Screen printing or serigraphy is the process of pressing ink through a stencilled mesh screen thus creating a printed design. It’s a popular technique used in a range of different industries, so even if you've never heard of the term before, it’s likely that you’ve worn or used a screen-printed product at some point without even realising.
How Does It Work?
With screen-printing, think of each colour which makes up the design as a layer. Each of these colours needs to be printed separately, one after the other. The actual printing method is a lot like stencilling: each ink colour is pushed through a mesh screen onto the textile, with the help of a squeegee.
Each screen is then cut to the shape the colour will occupy in the design (like a stencil). The more colours there are in the design, the more screens will need to be made and the more steps there will be in the process.
The History Of Screen Printing
Screen-printing is an ancient technique which originates in 10th century China. Though it is most associated with cloth, it has been used on many surfaces: from patterned tiles to other ceramic products.
It wasn’t until the 18th century that the method took off in Europe as a popular alternative to patterns stitched or woven into the fibre of the cloth itself.
How To Do It
First off, you’ll need your supplies. These will be your stencils, your squeegee and your ink. If you’re not working with the stencil method, then you’ll also need emulsion, a light-sensitive liquid which will help when printing precise designs.
To add a layer of colour to the design, you take your T-shirt and stretch it, so it makes a taut, flat surface. Make sure to put something flat inside the T-shirt, because you don’t want your ink seeping through to the other side!
Now place the silk screen over it, pour a dollop of ink over the top, and then quickly sponge it up and down the silkscreen with the squeegee to get an even ink distribution.
Repeat this process with each additional colour.
Then dry your printed product to make sure the ink sets properly and doesn’t bleed into any of the other colours.
If working with emulsion, you’ll need to begin by prepping your screen. Similar to inking it, spread the emulsion evenly across the whole surface and then let it dry, which should take a couple of hours.
Now, create a negative of the design you’d like to print - in other words, a copy of your desired design in black, on transparency.
Place this design upside down and flatten it with a piece of glass - you can lift one from a picture frame as long as you give it a wipe-down for dust. Now expose the whole thing to some light - the source of light should be less than three feet away, and the exposure should last about 15 minutes.
This process will ensure that the unexposed part of the T-shirt (the bit which has been hidden by the black design) will be receptive to being printed, while the exposed area will not. Now rinse your screen, and add ink as above. Once the ink has set, iron it to seal in the design once and for all. And you’re away!
Here at The Fabric Printer, we built our business around screen-printing.
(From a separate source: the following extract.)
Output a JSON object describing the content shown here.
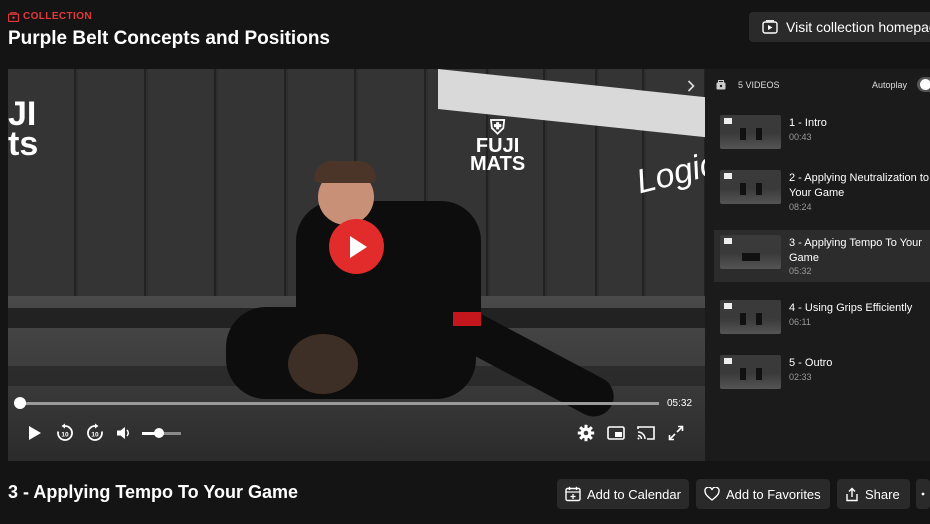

We’ve been doing it right here in Perth for over twenty years (a mere drop in the ocean compared to the printers of the Song Dynasty!). And while styles might of changed the process remains largely the same and is used to print graphics on t-shirts, hoodies and caps.
There is also a vibrant DIY scene with people learning how to make their own unique apparel. We hope this guide can inspire a few more people to take up the screen printing and the skill can be celebrated long into the future.